- U: "undo" allows you to go back to the previous step (if the zoomed region is not interesting, you can choose another part of the image to zoom in),
- M or J: allows you to switch from Mandelbrot's set to Julia's set and vice versa.
The labels of some keys change according to the context: they display the function that will be executed if pressed. So if you currently display the Mandelbrot set, the M/J key displays J since if you press it you will display Julia's set (and vice versa).
The same applies to the choice of the colour palette. We start with the green palette. The key proposes the next palette (the blue one). The palettes are: red, green, blue, grey, palette 1, palette 2 and back to red. The last two are multicolored pallette tests which provide more contrast, allowing to better see some details.
- The key with a number allows you to choose the exponent n, in a loop from 2 to 7 (and back to 2). In the same spirit, it displays 3 if you are currently at 2...
Finally, when displaying the Julia set, it is necessary to choose the value of the constant c : the C key allows you to do this, thanks to a selector (see second picture). The value of this constant is displayed with the set.

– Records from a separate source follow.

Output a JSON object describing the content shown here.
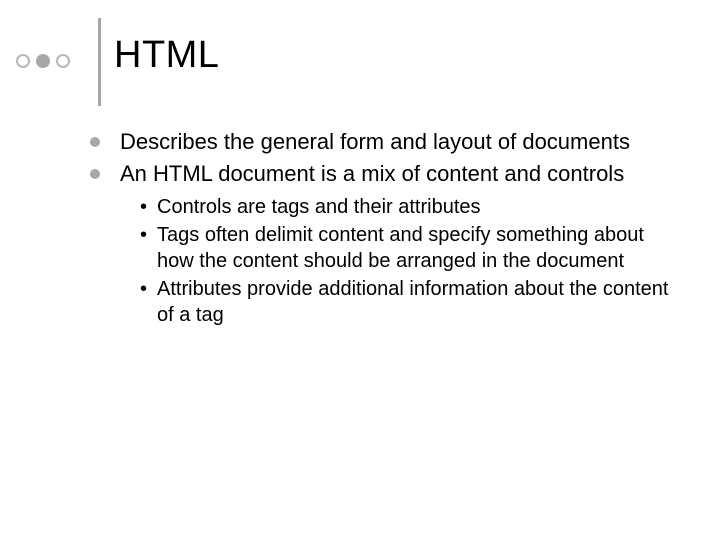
{
  "title": "HTML",
  "bullets": [
    {
      "text": "Describes the general form and layout of documents",
      "sub": []
    },
    {
      "text": "An HTML document is a mix of content and controls",
      "sub": [
        "Controls are tags and their attributes",
        "Tags often delimit content and specify something about how the content should be arranged in the document",
        "Attributes provide additional information about the content of a tag"
      ]
    }
  ]
}
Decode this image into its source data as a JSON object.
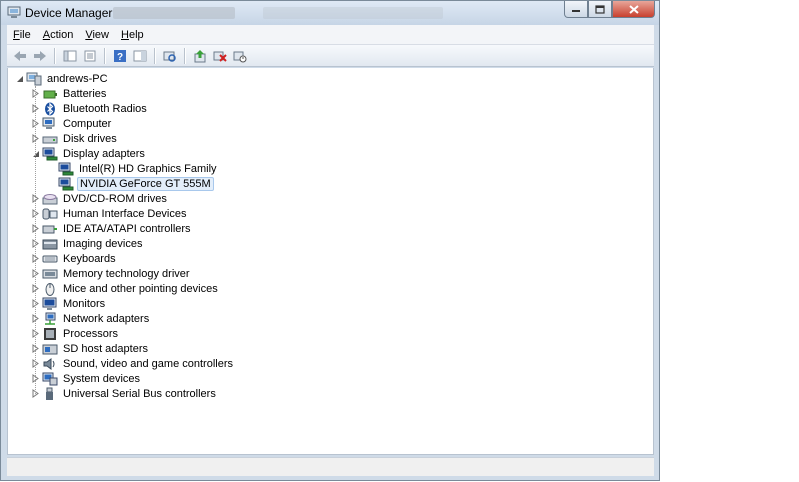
{
  "window": {
    "title": "Device Manager"
  },
  "menu": [
    {
      "label": "File",
      "key": "F",
      "rest": "ile"
    },
    {
      "label": "Action",
      "key": "A",
      "rest": "ction"
    },
    {
      "label": "View",
      "key": "V",
      "rest": "iew"
    },
    {
      "label": "Help",
      "key": "H",
      "rest": "elp"
    }
  ],
  "toolbar": [
    "back-icon",
    "forward-icon",
    "show-hide-console-tree-icon",
    "properties-pane-icon",
    "help-icon",
    "action-pane-icon",
    "scan-hardware-icon",
    "update-driver-icon",
    "uninstall-icon",
    "disable-device-icon"
  ],
  "tree": {
    "root": "andrews-PC",
    "categories": [
      {
        "label": "Batteries",
        "icon": "battery-icon"
      },
      {
        "label": "Bluetooth Radios",
        "icon": "bluetooth-icon"
      },
      {
        "label": "Computer",
        "icon": "computer-icon"
      },
      {
        "label": "Disk drives",
        "icon": "disk-drive-icon"
      },
      {
        "label": "Display adapters",
        "icon": "display-adapter-icon",
        "expanded": true,
        "children": [
          {
            "label": "Intel(R) HD Graphics Family",
            "icon": "display-adapter-icon"
          },
          {
            "label": "NVIDIA GeForce GT 555M",
            "icon": "display-adapter-icon",
            "selected": true
          }
        ]
      },
      {
        "label": "DVD/CD-ROM drives",
        "icon": "dvd-drive-icon"
      },
      {
        "label": "Human Interface Devices",
        "icon": "hid-icon"
      },
      {
        "label": "IDE ATA/ATAPI controllers",
        "icon": "ide-controller-icon"
      },
      {
        "label": "Imaging devices",
        "icon": "imaging-device-icon"
      },
      {
        "label": "Keyboards",
        "icon": "keyboard-icon"
      },
      {
        "label": "Memory technology driver",
        "icon": "memory-icon"
      },
      {
        "label": "Mice and other pointing devices",
        "icon": "mouse-icon"
      },
      {
        "label": "Monitors",
        "icon": "monitor-icon"
      },
      {
        "label": "Network adapters",
        "icon": "network-adapter-icon"
      },
      {
        "label": "Processors",
        "icon": "processor-icon"
      },
      {
        "label": "SD host adapters",
        "icon": "sd-host-icon"
      },
      {
        "label": "Sound, video and game controllers",
        "icon": "sound-icon"
      },
      {
        "label": "System devices",
        "icon": "system-device-icon"
      },
      {
        "label": "Universal Serial Bus controllers",
        "icon": "usb-icon"
      }
    ]
  },
  "colors": {
    "selection_bg": "#e3eefa",
    "selection_border": "#a8c8ec",
    "window_frame": "#cfdbe8"
  }
}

Clicking on the image zooms around the selected point. A small circle is displayed at the touched point and a rectangle highlights the zoomed zone of the set.

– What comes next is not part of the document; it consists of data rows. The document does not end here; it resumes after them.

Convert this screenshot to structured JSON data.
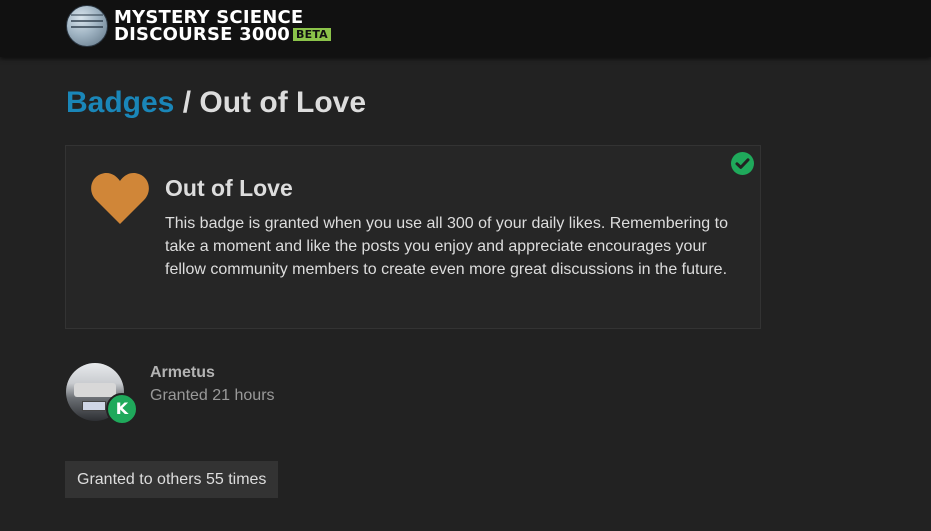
{
  "header": {
    "logo_line1": "MYSTERY SCIENCE",
    "logo_line2": "DISCOURSE 3000",
    "beta_label": "BETA",
    "logo_icon": "globe-logo-icon"
  },
  "breadcrumb": {
    "parent_label": "Badges",
    "separator": " / ",
    "current_label": "Out of Love"
  },
  "badge": {
    "name": "Out of Love",
    "description": "This badge is granted when you use all 300 of your daily likes. Remembering to take a moment and like the posts you enjoy and appreciate encourages your fellow community members to create even more great discussions in the future.",
    "icon": "heart-icon",
    "icon_color": "#d08638",
    "granted_indicator": "check-circle-icon",
    "granted_color": "#1fa95b"
  },
  "grant": {
    "username": "Armetus",
    "time_text": "Granted 21 hours",
    "flair_letter": "K",
    "flair_color": "#1fa95b"
  },
  "others_button_label": "Granted to others 55 times",
  "colors": {
    "background": "#222222",
    "link": "#1a86b8",
    "beta": "#8bc34a"
  }
}
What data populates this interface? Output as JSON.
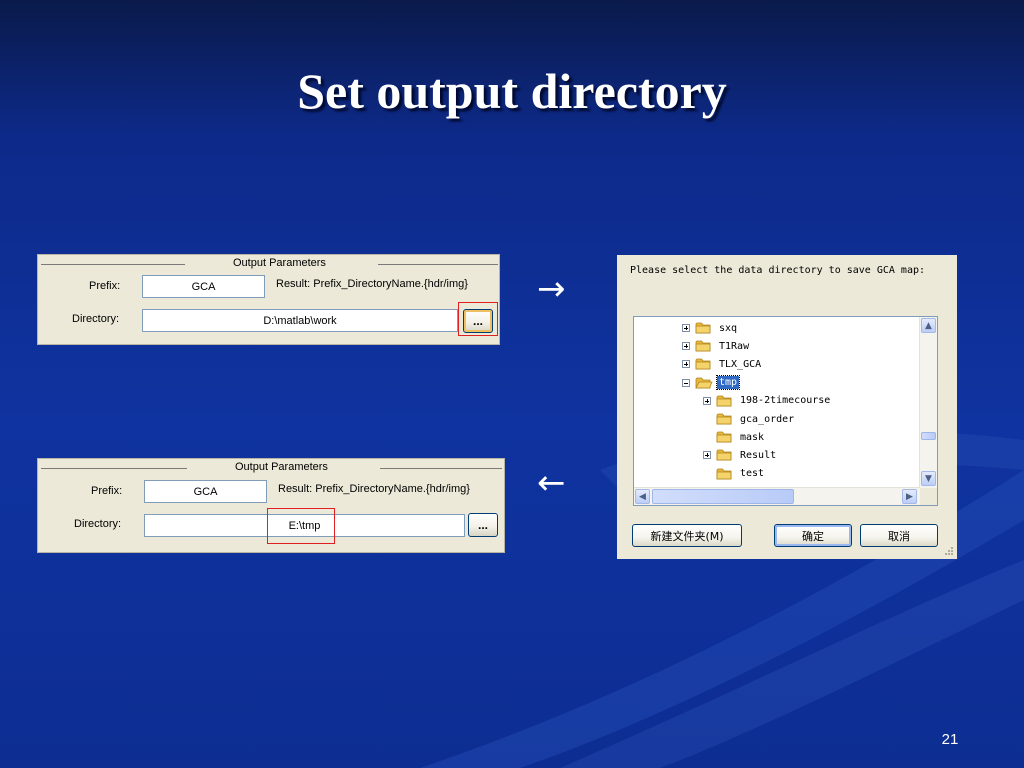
{
  "slide": {
    "title": "Set output directory",
    "page_number": "21",
    "arrow_right": "→",
    "arrow_left": "←"
  },
  "panel_top": {
    "group_title": "Output Parameters",
    "prefix_label": "Prefix:",
    "prefix_value": "GCA",
    "result_text": "Result: Prefix_DirectoryName.{hdr/img}",
    "directory_label": "Directory:",
    "directory_value": "D:\\matlab\\work",
    "browse_label": "..."
  },
  "panel_bottom": {
    "group_title": "Output Parameters",
    "prefix_label": "Prefix:",
    "prefix_value": "GCA",
    "result_text": "Result: Prefix_DirectoryName.{hdr/img}",
    "directory_label": "Directory:",
    "directory_value": "E:\\tmp",
    "browse_label": "..."
  },
  "dialog": {
    "prompt": "Please select the data directory to save GCA map:",
    "tree": [
      {
        "label": "sxq",
        "expander": "plus",
        "level": 0,
        "selected": false
      },
      {
        "label": "T1Raw",
        "expander": "plus",
        "level": 0,
        "selected": false
      },
      {
        "label": "TLX_GCA",
        "expander": "plus",
        "level": 0,
        "selected": false
      },
      {
        "label": "tmp",
        "expander": "minus",
        "level": 0,
        "selected": true,
        "open": true
      },
      {
        "label": "198-2timecourse",
        "expander": "plus",
        "level": 1,
        "selected": false
      },
      {
        "label": "gca_order",
        "expander": "none",
        "level": 1,
        "selected": false
      },
      {
        "label": "mask",
        "expander": "none",
        "level": 1,
        "selected": false
      },
      {
        "label": "Result",
        "expander": "plus",
        "level": 1,
        "selected": false
      },
      {
        "label": "test",
        "expander": "none",
        "level": 1,
        "selected": false
      }
    ],
    "new_folder_button": "新建文件夹(M)",
    "ok_button": "确定",
    "cancel_button": "取消"
  },
  "colors": {
    "background": "#0f33a0",
    "highlight_box": "#e02020",
    "selection": "#316ac5",
    "folder": "#f5d36b"
  }
}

The 3rd picture shows that computing times remain between 0.8 and 1.2 seconds for 320 x 240 pixels, which make it comfortable to zoom and display. It reaches 3 seconds for 480 x 320 pixels, but provides more details.
Step 4: Some Pictures Explained...
The biggest picture is the well known Mandelbrot set. The complex numbers used in this image range from -2.1 to +0.7 in abscissa, and -1.2 to 1.2 in ordinate. If you zoom on the very left part of this first image, chances are you finally get the second one, which displays a smaller version of the original set found in the left-most tip of the set. For both these images, the exponent ('n') is equal to 2: that's the value normally used to display Mandelbrot sets.
If you change this value to 3 (just click on the key saying 3), you get the third image. One obvious difference is the symmetry factor: n=2 gives an axial symmetry (i.e. the set is symmetrical against the median horizontal axis), but with n=3 the image becomes invariant by rotation of 120° (one third of 360°, rotation symmetry factor of 3). And it retains its fractal properties, which you can verify by zooming on the edges of the black shape.
The 4th image is a Julia set obtained after selecting a coefficient value equal to 0.414 in abscissa and 0.09 in ordinate. The red palette is chosen, as can be seen by the green key on the right (green, being the next colour to be chosen). The fifth image displays the same kind of Julia set, which a higher imaginary part of the constant (0.358).
I hope you will enjoy playing with this program and that you will be able to display nice fractal pictures. Do not hesitate to explore the Mandelbrot and Julia sets, and play with the palettes: they help identify some details that may not be visible with the simple monochrome ones. You may even discover some fractal landscapes that no one has ever seen before you...
Second Prize in the
Made with Math Contest